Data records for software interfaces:
════════════════

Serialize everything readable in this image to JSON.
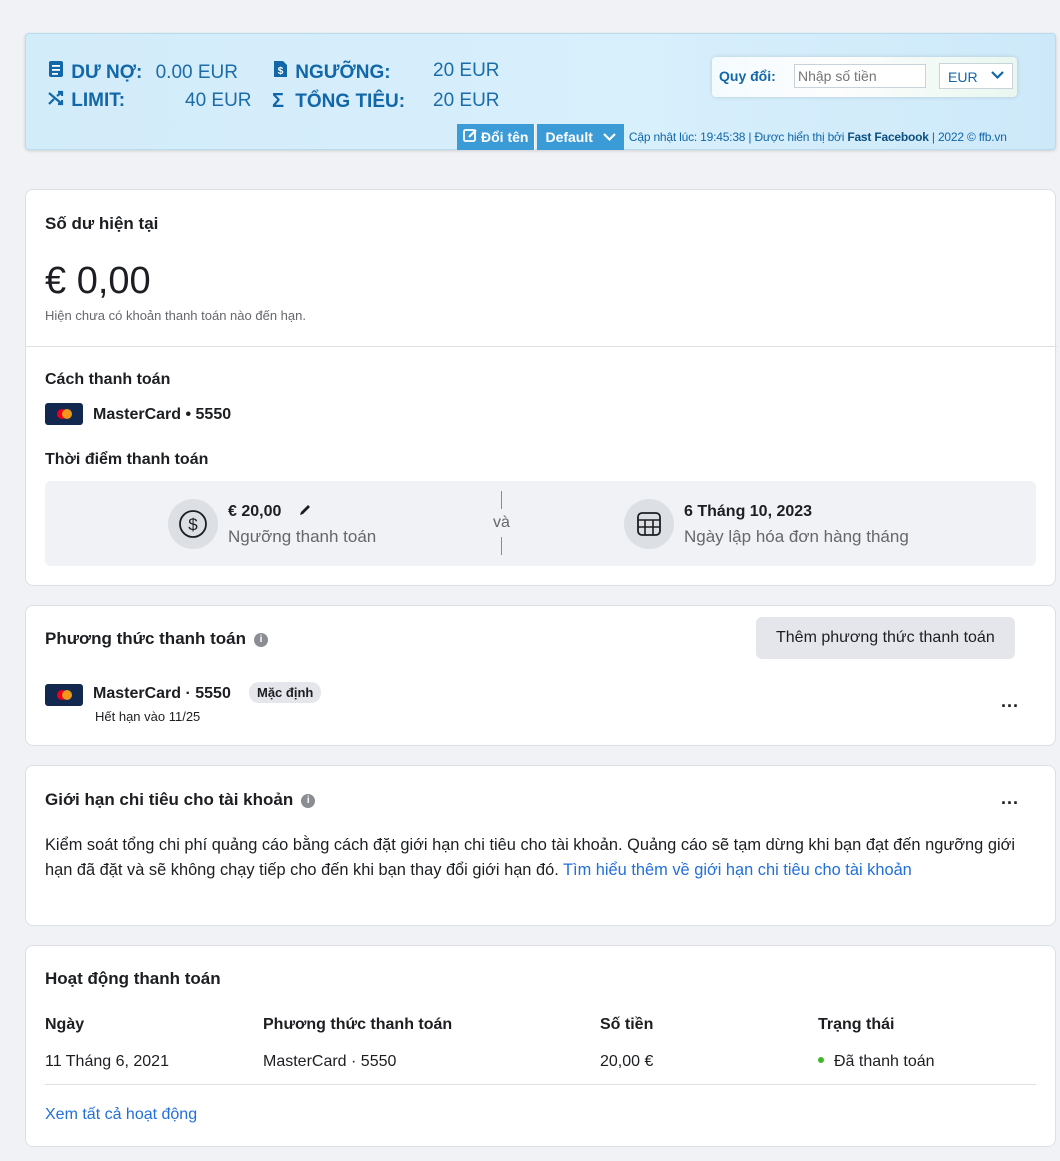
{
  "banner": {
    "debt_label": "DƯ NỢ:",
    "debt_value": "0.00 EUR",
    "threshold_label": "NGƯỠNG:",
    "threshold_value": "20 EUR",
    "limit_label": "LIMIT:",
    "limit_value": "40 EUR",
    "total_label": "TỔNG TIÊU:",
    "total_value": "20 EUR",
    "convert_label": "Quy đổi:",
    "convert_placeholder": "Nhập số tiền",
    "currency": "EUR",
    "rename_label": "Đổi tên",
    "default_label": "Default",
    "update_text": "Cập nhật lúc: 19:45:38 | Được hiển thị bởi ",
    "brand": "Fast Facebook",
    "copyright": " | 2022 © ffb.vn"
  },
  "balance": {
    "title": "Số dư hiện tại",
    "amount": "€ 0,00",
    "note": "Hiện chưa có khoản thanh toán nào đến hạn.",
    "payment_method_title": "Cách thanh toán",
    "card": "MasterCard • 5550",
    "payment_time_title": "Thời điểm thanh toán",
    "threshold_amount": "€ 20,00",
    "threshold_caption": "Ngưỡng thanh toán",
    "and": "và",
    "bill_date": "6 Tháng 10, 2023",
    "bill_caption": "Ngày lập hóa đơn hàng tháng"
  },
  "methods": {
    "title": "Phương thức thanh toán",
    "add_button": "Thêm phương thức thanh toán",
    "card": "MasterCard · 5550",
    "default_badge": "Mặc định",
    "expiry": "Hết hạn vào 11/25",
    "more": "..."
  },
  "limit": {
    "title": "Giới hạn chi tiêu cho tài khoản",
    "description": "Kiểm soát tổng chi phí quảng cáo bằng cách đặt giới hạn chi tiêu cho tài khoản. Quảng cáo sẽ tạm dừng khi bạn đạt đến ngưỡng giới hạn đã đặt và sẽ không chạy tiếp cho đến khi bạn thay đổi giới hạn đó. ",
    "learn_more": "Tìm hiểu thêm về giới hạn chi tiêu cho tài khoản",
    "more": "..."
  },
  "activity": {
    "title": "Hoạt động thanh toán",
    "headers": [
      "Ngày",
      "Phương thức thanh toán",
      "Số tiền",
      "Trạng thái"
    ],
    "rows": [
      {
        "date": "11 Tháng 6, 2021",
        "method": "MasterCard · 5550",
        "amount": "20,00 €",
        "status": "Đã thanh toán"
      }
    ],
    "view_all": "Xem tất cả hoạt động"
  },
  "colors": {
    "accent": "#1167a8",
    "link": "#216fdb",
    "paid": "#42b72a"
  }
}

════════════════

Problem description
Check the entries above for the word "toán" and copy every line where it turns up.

Answer
    "note": "Hiện chưa có khoản thanh toán nào đến hạn.",
    "payment_method_title": "Cách thanh toán",
    "payment_time_title": "Thời điểm thanh toán",
    "threshold_caption": "Ngưỡng thanh toán",
    "title": "Phương thức thanh toán",
    "add_button": "Thêm phương thức thanh toán",
    "title": "Hoạt động thanh toán",
      "Phương thức thanh toán",
        "status": "Đã thanh toán"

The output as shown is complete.